Non-native multi-coloured Asian ladybeetles are invading homes across the province looking for a place to spend the winter. 

The insect is not native to Canada, but established itself in New Brunswick in abundant numbers about 10 years ago.

Francine Hébert, is hoping she can vacuum them up before they take up permanent residency in her Cocagne, N.B., home. She stumbled across a swarm of ladybeetles on Sunday, in her living room. 

"It was really exceptional. We usually see a few ladybugs around our house, but not like we saw yesterday."

The Asian lady beetle is looking for a place to spend the winter0:41

She added that in past years, the lady beetles were outside her home, not in clumps like she found inside. Hebert said when she opened the door, the beetles would take advantage of the situation and follow her in.

"There were literally five or six hundred just around the door."

John Klymco

John Klymco is a zoologist at the Atlantic Canada Conservation Data Centre in Sackville. He says the exotic Asian ladybeetle started showing up in abundant numbers in the province about 10 years ago. (Tori Weldon/CBC)

According to John Klymco, zoologist at Atlantic Canada Conservation Data Centre in Sackville, N.B., these beetles aren't the cute, docile ladybugs of years past. The multi-coloured Asian ladybeetle can bite, and secrete a foul smelling orange liquid, but are not dangerous.

Klymko said when handled, the beetles fold their limbs and do something called "reflex bleeding" which involves exuding a substance from the leg joints containing chemical compounds that are, "very distasteful."

"Predators of ladybeetles, when they eat the beetle, they would get that in their mouth and presumably spit the beetle out and then remember, 'don't eat bright coloured beetles that have black spots'."

He said because the bugs aren't at risk from predators, they swarm out in the open in the fall.

"This time of year lady bugs are looking for spots to overwinter and on really warm days they might be emerging from those over wintering spots."

"You'll see them on south facing walls on sunny days."

Overwintering time

​Kylmko isn't sure whether it's temperature, or the length of the day, but some sort of cue tells the species, "now is the time to start overwintering."

Asian ladybeetle

Kent Coates is seeing the non-native species on his organic farm, Nature's Route in Point de Bute. He doesn't mind having them around, they eat aphids.

"And when you get exceptionally warm days late in the year, you might see exceptionally high numbers of these lady beetles as they are moving in and around their overwintering site."

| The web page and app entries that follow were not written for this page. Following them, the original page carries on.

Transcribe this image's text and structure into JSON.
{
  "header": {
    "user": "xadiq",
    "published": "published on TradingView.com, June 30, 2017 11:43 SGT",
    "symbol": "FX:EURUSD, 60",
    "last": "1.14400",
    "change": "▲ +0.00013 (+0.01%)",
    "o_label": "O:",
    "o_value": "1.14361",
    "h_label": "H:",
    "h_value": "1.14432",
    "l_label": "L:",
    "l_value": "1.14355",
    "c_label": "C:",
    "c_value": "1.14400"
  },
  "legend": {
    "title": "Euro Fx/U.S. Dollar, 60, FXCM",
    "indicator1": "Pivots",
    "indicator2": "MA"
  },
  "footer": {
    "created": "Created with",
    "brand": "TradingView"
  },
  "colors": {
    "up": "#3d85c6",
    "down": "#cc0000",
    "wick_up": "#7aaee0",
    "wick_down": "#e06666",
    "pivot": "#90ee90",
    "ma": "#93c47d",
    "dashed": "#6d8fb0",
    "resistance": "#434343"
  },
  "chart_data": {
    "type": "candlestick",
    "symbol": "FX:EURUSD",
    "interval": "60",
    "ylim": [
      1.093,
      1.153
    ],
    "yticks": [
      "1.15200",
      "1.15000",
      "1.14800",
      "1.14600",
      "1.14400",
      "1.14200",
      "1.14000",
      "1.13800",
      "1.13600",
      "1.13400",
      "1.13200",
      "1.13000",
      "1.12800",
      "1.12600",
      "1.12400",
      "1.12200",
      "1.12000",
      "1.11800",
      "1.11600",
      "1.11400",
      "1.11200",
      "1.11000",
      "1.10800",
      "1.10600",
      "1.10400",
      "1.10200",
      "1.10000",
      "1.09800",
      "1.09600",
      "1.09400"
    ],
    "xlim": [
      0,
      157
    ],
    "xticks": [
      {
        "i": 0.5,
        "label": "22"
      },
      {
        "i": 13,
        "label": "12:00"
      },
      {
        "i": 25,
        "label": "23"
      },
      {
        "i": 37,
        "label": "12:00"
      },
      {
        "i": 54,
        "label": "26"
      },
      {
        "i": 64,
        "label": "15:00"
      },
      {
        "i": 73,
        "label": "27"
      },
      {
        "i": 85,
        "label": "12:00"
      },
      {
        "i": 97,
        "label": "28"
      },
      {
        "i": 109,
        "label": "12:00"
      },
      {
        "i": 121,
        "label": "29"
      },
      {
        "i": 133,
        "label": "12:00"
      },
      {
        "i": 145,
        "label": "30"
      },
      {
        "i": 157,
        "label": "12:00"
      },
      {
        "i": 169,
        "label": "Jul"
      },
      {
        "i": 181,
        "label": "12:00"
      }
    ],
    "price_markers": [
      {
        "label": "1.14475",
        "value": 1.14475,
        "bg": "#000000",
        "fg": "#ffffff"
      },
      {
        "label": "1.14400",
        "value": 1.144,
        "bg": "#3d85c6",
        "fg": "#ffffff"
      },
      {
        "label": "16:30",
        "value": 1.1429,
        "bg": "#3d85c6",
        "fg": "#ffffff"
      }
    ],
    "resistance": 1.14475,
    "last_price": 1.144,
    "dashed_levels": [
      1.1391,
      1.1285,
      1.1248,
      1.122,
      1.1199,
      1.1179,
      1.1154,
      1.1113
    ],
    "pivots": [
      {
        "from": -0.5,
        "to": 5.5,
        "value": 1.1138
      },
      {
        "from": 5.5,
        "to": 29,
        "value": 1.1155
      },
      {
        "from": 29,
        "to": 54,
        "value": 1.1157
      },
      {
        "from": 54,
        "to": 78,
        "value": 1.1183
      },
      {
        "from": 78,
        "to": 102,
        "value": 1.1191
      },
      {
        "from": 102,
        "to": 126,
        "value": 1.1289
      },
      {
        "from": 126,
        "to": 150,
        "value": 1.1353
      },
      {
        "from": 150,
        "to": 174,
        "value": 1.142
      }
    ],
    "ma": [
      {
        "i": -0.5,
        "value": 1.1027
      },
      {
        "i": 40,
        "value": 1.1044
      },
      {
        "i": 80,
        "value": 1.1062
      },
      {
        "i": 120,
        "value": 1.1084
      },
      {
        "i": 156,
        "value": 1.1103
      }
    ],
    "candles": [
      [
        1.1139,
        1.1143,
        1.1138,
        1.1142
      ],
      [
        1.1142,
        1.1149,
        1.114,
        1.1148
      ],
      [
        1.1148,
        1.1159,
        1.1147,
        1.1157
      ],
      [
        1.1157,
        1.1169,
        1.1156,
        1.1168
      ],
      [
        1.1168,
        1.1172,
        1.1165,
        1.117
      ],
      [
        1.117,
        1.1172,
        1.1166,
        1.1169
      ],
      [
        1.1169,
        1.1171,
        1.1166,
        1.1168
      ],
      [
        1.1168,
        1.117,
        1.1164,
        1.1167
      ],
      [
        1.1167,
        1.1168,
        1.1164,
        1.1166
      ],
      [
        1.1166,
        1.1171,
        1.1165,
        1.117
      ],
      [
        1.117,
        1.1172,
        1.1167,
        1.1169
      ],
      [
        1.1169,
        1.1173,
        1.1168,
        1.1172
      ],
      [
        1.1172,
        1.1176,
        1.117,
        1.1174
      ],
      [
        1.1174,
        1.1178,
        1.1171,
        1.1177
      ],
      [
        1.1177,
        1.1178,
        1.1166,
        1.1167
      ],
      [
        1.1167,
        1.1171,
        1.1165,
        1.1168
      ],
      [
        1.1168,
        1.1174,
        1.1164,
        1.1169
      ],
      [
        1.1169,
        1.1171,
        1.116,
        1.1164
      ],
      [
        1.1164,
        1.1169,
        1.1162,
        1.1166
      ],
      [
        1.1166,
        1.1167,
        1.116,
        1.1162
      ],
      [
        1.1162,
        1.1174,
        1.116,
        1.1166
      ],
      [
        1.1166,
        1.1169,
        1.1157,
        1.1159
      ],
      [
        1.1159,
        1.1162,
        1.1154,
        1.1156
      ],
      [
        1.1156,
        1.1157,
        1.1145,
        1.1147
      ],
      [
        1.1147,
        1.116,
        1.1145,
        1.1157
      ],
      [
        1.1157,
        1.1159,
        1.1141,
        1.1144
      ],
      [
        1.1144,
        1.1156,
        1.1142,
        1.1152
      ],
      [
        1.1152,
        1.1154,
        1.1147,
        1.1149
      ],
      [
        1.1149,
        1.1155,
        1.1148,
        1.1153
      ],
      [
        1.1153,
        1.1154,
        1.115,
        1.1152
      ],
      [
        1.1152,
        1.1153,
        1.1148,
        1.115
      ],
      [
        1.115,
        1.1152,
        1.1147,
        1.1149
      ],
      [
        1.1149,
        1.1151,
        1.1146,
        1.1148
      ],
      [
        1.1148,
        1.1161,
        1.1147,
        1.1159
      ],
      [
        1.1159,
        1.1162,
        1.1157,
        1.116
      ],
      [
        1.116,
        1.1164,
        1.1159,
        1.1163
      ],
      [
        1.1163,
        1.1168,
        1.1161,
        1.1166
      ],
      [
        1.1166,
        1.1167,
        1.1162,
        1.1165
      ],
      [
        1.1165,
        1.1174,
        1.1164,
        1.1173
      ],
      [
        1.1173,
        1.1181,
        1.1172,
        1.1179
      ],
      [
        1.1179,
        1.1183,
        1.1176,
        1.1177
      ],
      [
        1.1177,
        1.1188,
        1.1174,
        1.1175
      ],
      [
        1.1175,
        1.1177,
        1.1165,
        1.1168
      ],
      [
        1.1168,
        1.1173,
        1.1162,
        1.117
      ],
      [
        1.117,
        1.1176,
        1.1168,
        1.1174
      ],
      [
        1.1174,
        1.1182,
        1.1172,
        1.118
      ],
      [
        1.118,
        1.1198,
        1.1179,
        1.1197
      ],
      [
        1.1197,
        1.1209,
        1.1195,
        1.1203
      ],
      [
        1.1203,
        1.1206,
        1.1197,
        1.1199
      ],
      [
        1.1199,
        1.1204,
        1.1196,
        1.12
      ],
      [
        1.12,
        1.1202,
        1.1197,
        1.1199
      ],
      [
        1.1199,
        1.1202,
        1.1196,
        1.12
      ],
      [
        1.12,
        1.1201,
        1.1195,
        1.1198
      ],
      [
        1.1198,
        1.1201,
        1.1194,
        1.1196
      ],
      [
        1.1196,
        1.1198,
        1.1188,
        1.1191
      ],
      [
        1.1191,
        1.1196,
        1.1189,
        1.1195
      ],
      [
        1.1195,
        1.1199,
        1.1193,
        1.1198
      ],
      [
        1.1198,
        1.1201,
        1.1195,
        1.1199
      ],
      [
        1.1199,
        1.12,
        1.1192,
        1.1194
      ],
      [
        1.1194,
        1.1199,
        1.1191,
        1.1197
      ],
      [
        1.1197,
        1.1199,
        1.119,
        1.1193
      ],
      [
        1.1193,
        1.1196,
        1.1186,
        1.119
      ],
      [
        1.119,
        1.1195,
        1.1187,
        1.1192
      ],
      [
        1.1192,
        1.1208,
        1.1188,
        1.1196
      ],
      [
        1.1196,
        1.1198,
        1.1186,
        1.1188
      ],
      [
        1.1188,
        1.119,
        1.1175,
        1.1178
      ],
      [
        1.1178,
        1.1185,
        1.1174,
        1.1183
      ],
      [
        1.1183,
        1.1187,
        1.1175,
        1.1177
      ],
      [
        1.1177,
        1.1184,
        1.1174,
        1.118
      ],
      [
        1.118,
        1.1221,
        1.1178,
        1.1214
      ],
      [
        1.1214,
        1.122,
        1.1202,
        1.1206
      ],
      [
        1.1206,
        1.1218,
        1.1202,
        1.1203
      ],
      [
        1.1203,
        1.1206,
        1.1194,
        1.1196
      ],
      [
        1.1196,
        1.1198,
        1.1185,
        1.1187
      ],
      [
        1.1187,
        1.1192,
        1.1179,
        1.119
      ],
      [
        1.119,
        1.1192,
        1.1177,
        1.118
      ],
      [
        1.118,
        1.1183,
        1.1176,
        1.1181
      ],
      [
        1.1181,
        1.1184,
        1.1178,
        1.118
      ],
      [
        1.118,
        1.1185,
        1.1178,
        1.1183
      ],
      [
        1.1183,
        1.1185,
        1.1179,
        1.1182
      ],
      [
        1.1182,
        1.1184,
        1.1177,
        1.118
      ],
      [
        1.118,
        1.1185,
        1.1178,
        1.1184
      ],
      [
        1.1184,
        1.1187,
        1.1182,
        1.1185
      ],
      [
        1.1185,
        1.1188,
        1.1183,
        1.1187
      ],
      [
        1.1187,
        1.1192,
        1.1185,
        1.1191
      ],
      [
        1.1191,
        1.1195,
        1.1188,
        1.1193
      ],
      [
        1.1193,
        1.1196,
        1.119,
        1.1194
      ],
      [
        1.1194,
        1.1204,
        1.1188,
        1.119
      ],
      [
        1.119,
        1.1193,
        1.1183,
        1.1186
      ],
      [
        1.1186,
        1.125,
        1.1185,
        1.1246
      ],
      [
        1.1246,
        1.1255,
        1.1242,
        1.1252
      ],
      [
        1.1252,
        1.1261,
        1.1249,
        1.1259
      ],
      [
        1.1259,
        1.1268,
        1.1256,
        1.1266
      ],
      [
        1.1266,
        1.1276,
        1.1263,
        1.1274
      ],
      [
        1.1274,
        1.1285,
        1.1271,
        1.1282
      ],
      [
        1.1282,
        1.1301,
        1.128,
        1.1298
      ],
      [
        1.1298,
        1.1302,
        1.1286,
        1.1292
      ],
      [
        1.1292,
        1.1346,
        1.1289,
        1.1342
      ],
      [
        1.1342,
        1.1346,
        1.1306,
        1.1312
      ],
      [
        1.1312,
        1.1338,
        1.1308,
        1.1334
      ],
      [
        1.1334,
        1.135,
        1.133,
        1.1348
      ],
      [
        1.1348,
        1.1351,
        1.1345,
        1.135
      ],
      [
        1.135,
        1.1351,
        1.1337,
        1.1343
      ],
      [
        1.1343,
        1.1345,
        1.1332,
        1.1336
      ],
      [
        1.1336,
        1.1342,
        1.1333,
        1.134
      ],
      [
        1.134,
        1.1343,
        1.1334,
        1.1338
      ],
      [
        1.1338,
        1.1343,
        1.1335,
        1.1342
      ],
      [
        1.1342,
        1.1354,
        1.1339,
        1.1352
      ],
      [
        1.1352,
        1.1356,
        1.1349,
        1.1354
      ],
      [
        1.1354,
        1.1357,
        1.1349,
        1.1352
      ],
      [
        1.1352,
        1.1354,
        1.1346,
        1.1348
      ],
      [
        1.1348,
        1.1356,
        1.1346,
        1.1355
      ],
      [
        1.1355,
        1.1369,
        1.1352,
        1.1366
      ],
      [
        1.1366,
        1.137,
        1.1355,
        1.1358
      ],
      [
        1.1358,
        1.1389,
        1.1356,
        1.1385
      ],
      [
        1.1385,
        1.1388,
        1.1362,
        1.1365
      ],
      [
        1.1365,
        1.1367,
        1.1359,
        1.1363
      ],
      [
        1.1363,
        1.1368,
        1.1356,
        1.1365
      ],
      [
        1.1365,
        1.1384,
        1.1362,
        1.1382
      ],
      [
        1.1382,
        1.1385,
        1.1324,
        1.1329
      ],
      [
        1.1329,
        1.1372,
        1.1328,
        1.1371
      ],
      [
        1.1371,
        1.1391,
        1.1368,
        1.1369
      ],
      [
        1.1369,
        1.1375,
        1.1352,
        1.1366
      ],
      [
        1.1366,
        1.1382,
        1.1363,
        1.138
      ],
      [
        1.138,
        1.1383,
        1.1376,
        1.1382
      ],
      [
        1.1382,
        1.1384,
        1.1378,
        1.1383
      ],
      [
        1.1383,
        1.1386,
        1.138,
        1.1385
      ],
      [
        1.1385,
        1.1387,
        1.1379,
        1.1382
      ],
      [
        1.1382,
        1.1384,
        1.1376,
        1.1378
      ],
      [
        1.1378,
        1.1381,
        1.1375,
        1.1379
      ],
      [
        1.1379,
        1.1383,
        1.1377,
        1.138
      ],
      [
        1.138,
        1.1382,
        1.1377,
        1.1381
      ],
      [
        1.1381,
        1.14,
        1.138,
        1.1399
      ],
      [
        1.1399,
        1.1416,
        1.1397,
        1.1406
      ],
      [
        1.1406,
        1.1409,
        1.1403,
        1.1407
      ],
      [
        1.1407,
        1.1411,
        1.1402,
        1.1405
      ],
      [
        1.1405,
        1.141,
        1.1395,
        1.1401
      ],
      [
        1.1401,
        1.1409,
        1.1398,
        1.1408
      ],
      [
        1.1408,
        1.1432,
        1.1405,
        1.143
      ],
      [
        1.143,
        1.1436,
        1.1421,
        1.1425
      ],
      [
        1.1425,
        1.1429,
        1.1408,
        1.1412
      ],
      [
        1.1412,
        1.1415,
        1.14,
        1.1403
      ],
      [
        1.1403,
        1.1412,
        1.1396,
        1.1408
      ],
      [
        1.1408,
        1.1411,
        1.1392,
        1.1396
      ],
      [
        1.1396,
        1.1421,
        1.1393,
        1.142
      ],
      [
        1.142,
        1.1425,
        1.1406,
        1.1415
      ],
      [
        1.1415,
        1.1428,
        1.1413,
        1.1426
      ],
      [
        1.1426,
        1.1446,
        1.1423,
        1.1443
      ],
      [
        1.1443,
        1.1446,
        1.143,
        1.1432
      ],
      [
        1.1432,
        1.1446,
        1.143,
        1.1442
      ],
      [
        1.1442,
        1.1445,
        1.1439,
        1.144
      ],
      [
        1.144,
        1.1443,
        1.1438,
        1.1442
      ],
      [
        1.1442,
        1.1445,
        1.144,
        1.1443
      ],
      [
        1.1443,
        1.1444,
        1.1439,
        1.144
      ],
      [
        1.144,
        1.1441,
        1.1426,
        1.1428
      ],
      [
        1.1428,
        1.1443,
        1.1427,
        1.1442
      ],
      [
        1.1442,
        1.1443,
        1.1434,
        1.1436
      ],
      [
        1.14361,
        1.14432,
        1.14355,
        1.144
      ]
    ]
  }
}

The Asian ladybeetle is non-native to Canada, and was introduced to North America to help control aphid populations.

"In a matter of a decade its populations just exploded and it spread very quickly."

Farms in the area are seeing the same kind of influx, but organic farmer Kent Coates doesn't mind.

"For us ladybugs are a good thing, they eat aphids."

Heidi Savoie, who works on Coates' farm said during her job of washing lettuce she is seeing, "lots and lots of lady bugs."

Heidi Savoie

Heidi Savoie works at Nature's Route Farm. One if her many jobs is harvest lettuce, where she is seeing more Asian ladybeetles than last year. She said her house is full of the insect as well. (Tori Weldon/CBC)

"I don't remember  ever seeing them in these numbers."

But Savoie doesn't get a break when she heads home at night. 

"I actually have some in my house as well."

But according to Klymko, Asian ladybeetle activity should slow down soon, and people with unwanted insect house guests will get a break until, "temperatures warm up again in the spring and they are looking to get out."